■ **Task to complete**: Return only those lines of the material that contain "DefaultListableBeanFactory".

Data for this exercise START

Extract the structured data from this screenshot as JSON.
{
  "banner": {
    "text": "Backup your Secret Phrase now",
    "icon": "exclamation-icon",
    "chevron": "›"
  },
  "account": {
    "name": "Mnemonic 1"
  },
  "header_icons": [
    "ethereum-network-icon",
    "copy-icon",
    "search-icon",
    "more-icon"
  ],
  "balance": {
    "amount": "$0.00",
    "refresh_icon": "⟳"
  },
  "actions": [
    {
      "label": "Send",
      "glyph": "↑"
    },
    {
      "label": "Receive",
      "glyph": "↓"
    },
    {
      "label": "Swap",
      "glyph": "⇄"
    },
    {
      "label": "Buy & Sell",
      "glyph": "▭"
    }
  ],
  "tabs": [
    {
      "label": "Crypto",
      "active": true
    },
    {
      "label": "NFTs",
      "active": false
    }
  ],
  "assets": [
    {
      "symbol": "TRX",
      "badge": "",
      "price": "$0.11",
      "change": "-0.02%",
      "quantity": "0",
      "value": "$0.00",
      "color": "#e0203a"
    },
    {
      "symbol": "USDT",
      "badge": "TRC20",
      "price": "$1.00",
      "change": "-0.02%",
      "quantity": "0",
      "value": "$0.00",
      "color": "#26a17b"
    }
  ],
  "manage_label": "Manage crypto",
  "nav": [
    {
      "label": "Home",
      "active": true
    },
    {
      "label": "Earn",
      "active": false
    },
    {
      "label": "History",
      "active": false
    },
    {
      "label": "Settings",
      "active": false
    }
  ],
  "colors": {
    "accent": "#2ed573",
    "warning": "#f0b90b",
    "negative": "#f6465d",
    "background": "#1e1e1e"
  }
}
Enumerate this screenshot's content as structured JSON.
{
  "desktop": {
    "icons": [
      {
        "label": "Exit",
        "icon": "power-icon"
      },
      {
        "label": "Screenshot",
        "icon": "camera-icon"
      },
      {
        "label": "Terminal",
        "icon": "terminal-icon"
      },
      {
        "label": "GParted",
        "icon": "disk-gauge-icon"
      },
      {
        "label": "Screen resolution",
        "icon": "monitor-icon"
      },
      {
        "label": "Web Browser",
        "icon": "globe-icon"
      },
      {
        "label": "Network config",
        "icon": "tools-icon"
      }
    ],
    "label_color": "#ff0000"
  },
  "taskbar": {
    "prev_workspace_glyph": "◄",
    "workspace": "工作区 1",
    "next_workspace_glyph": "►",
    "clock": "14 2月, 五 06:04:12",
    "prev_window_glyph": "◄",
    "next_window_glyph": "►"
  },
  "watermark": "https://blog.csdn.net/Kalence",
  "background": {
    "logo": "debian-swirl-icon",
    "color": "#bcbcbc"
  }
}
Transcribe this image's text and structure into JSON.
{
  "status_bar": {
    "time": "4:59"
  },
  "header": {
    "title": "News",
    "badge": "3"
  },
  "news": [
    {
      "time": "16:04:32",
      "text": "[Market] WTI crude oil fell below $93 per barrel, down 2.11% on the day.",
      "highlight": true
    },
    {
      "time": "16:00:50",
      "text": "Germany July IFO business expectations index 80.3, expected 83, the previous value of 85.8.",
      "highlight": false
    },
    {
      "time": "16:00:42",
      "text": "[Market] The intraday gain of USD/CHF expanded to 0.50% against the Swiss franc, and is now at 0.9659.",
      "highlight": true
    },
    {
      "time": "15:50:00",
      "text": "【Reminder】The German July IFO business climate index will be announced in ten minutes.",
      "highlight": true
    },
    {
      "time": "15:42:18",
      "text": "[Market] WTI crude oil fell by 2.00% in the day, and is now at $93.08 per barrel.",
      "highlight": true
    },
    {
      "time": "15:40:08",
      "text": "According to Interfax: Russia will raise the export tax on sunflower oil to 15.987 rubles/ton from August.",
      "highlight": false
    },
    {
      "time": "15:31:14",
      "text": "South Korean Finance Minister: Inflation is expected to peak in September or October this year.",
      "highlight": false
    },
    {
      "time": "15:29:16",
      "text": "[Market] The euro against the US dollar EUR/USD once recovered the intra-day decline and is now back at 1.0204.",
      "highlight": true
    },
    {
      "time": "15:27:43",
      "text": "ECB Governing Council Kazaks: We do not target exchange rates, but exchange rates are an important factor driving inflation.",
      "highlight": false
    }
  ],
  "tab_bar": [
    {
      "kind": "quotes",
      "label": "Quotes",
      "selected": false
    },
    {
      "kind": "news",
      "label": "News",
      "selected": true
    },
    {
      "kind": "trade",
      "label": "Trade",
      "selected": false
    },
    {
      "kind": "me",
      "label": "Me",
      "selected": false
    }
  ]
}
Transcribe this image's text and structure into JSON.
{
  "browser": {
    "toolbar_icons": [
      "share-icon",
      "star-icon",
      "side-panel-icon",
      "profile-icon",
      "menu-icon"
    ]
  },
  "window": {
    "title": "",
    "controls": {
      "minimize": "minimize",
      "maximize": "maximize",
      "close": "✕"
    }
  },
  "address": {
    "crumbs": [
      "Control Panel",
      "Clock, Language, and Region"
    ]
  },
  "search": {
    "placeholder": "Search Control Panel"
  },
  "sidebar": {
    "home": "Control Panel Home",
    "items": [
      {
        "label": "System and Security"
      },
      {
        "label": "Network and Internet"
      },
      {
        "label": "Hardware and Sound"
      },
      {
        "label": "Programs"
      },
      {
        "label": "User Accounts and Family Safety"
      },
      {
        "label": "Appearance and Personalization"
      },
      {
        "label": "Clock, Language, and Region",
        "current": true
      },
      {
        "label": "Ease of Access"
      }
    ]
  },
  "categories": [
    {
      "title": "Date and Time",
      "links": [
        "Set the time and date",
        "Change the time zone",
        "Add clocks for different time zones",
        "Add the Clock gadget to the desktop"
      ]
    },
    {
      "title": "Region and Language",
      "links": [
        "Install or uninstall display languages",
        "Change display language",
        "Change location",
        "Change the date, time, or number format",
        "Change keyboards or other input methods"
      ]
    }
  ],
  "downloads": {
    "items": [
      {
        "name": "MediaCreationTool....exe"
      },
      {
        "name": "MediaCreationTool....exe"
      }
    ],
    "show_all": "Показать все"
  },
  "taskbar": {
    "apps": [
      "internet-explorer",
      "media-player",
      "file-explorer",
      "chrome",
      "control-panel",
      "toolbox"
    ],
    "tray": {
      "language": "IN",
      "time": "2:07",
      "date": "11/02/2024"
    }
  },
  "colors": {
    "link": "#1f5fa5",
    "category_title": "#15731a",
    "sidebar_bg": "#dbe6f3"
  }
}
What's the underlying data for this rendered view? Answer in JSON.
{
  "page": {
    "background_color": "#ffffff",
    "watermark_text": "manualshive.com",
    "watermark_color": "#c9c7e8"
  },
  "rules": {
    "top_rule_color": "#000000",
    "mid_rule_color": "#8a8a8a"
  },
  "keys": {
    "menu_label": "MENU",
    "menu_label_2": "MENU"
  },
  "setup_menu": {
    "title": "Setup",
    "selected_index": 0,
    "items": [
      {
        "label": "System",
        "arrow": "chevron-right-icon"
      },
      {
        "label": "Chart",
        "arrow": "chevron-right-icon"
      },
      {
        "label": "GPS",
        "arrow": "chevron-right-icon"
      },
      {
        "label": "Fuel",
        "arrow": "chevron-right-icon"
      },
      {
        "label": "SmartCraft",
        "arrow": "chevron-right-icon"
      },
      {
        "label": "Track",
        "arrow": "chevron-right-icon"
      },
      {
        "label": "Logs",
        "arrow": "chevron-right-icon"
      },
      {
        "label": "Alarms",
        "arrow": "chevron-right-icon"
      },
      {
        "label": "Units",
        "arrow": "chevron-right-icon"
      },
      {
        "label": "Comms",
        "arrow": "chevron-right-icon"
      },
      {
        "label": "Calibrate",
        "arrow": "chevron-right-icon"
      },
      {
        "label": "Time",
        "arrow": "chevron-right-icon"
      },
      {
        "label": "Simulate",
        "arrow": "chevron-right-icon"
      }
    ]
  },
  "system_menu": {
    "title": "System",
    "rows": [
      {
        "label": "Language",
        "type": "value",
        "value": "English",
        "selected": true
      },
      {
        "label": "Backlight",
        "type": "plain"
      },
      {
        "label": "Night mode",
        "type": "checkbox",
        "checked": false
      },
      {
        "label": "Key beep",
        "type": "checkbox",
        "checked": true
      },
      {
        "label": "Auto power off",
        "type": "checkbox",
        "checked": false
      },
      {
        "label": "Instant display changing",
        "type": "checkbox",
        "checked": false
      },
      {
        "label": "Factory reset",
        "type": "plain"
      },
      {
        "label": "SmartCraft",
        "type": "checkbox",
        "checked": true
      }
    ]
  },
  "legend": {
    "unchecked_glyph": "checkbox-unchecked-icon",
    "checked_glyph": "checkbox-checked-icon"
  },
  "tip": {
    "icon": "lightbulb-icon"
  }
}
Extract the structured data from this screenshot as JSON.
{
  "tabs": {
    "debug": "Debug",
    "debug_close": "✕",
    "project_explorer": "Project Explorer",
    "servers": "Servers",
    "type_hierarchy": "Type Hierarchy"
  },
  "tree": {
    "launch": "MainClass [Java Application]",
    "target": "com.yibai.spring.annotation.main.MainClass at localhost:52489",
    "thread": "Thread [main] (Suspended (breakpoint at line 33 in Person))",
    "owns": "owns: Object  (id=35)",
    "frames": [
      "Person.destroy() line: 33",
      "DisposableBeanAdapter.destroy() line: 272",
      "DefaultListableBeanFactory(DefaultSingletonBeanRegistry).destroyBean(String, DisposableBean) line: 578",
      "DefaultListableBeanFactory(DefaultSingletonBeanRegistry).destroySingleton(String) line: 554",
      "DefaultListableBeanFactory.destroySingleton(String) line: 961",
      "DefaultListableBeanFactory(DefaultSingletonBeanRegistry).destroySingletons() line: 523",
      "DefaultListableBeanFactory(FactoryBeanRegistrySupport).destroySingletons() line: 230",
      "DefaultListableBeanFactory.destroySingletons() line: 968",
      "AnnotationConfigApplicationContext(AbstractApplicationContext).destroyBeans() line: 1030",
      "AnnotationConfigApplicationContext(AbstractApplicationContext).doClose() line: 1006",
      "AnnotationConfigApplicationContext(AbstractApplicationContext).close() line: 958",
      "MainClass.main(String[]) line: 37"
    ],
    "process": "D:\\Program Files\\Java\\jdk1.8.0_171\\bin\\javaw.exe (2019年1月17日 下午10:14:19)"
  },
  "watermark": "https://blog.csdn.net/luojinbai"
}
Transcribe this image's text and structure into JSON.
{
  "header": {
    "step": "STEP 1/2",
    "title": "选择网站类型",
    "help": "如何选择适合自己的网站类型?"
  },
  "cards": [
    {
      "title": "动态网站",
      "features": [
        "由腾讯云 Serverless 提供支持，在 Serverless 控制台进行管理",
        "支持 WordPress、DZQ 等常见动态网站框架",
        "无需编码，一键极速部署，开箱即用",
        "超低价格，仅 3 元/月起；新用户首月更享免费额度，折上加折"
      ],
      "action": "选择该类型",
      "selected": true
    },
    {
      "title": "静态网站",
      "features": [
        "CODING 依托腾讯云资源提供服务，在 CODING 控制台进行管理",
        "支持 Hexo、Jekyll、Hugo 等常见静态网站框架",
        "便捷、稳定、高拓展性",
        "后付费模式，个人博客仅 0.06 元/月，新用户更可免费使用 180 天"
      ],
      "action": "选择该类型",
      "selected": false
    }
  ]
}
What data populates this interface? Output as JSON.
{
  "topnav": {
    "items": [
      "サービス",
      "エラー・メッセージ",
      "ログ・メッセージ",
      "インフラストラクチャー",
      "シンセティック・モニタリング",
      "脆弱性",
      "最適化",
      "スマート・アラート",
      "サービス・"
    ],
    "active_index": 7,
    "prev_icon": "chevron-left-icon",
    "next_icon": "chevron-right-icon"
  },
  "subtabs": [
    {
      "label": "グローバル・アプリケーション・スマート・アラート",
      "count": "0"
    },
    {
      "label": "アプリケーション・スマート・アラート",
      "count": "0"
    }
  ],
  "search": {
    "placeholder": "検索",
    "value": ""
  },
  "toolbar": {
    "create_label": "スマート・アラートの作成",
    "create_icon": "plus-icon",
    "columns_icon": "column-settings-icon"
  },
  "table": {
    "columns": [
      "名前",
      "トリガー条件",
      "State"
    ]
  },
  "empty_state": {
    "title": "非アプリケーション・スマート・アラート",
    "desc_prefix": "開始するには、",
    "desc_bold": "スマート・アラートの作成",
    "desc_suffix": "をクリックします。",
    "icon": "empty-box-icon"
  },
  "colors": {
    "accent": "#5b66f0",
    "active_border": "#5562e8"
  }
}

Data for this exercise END

■ **Solved problem**:
      "DefaultListableBeanFactory(DefaultSingletonBeanRegistry).destroyBean(String, DisposableBean) line: 578",
      "DefaultListableBeanFactory(DefaultSingletonBeanRegistry).destroySingleton(String) line: 554",
      "DefaultListableBeanFactory.destroySingleton(String) line: 961",
      "DefaultListableBeanFactory(DefaultSingletonBeanRegistry).destroySingletons() line: 523",
      "DefaultListableBeanFactory(FactoryBeanRegistrySupport).destroySingletons() line: 230",
      "DefaultListableBeanFactory.destroySingletons() line: 968",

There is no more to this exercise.